That facility is kept running with funds supplied by the radio-TV bingos that occur on Friday nights throughout the winter. The bingos started via a casual conversation when softball needed to raise funds.
“I was talking one day to Glen Darling at CKRW and he suggested, ‘What about radio bingo?’,” Arcand explained. “We only did one a month to start.
“It was an interesting learning experience. It allowed us to be autonomous and we based our projects on what we raised. The Pepsi Centre and all we’ve built is paid for out of proceeds.”
Those facilities have provided the opportunities to host major competitions that Softball Yukon has attracted over the past few years. It started with a niche opportunity in 2008 to host the International Fastpitch Junior Men’s World Championship.
“In 2008, we cherry-picked an event,” said Arcand. “They didn’t have any place for it, so we talked to Softball Canada and they said we could host.”
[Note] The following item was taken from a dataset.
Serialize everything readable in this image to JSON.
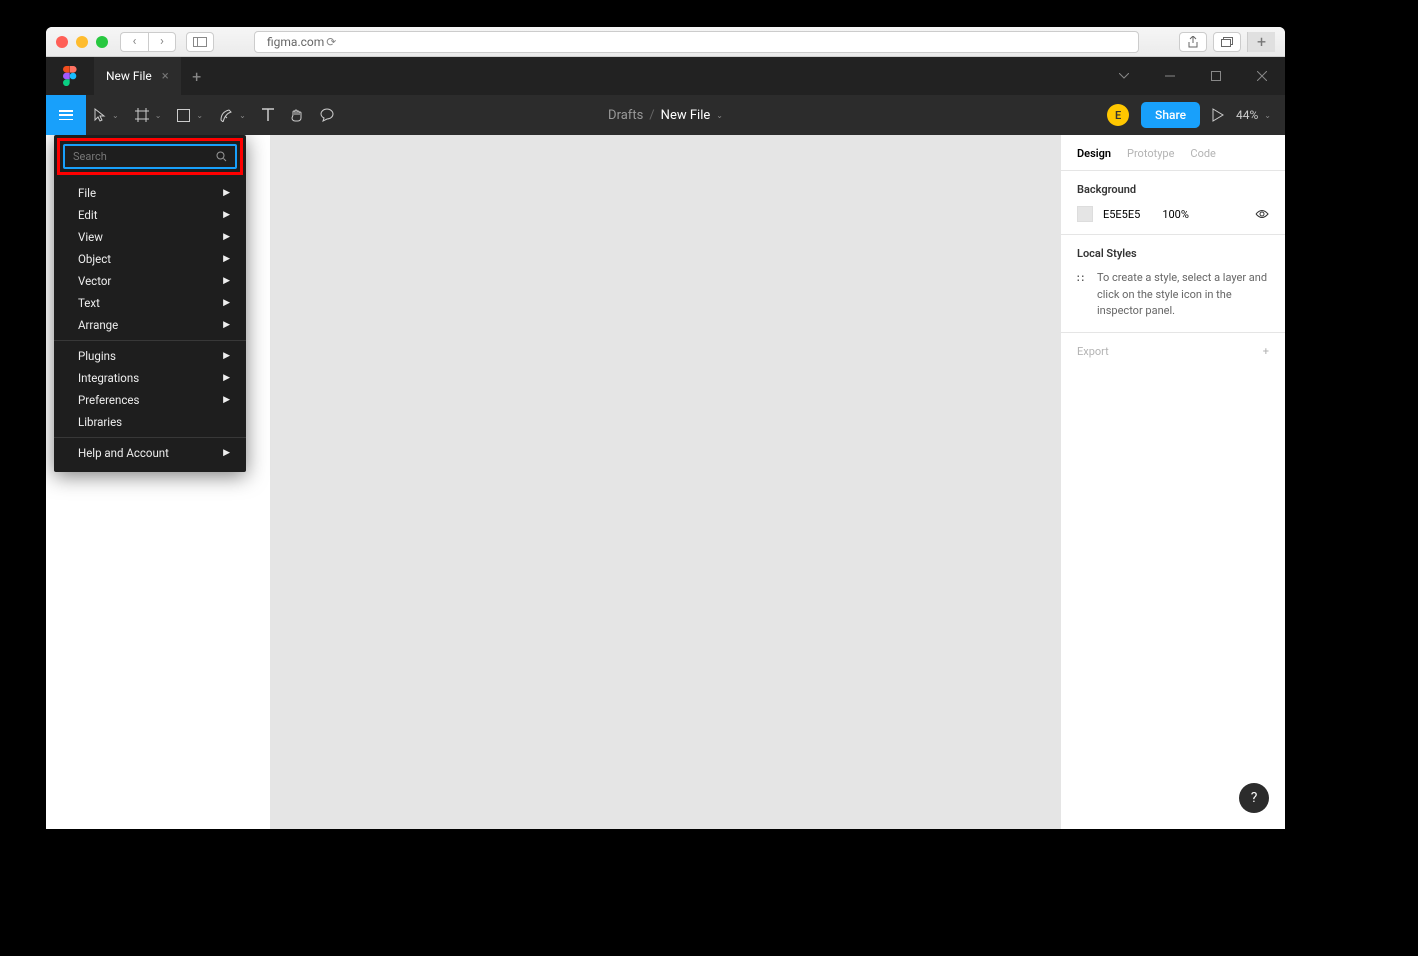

The organizers managed to use some of the Yukon College housing for athletes that was built for the 2007 Canada Winter Games to host teams and the systems that were in place. The success of the event and the response from Yukoners showed that the Yukon could host.
“We got a taste and bid on others,” said Arcand. “The 2011, 2014 and 2017 [events] were bids, but we had a good reputation.”
There had been skepticism on the Yukon’s capacity to host these tournaments due to the size of the community, the lack of some key infrastructure (notably, lights for evening games, which in practice isn’t an issue with the long days) and remoteness, but representatives from Softball Canada and the international federation were wowed by the facilities and support in the community.
“One of the vice presidents of the International Softball Federation said our grass was as good as Yankee Stadium, and he’d stood on both,” Arcand said proudly.
Arcand wasn’t always on the good side of Softball Canada, however. As the executive director, he attended meetings and actually sat on the board as a director before the rules were changed to make staff ineligible. During that time, though, Arcand put together a Yukon team that won silver at the Canadian Men’s Fastpitch Championships, but not without some controversy and opposition from Softball Canada.
“I brought in a bunch of Ontario players at the Canadian championships and we won silver,” explained Arcand. “The rulebook said okay, but we had to take Softball Canada to court.”
Arcand had just been a Softball Canada representative with Canada at the Pan Am Games when they won gold. He had recruited some of the players off that team to play for the Yukon on the men’s fastpitch team at the national championships.
“Because of that, I wasn’t the favourite son for obvious reasons,” Arcand said with a laugh. “It took about ten years before they’d talk to me again.”
Those facilities, teams and tournaments are all part of Arcand’s legacy, along with all the others who he credits for having helped along the way. So this Dustball, on July 12–15, while you’re sitting on the grandstand, enjoying a game over a beer and hotdog, take a moment to appreciate all the hard work and stories behind that moment. The thriving Yukon softball community has many trailblazers who have created the opportunities Yukoners enjoy today, foremost among them George Arcand.
For more information on Dustball or Softball Yukon, visit their website, http://softballyukon.com/.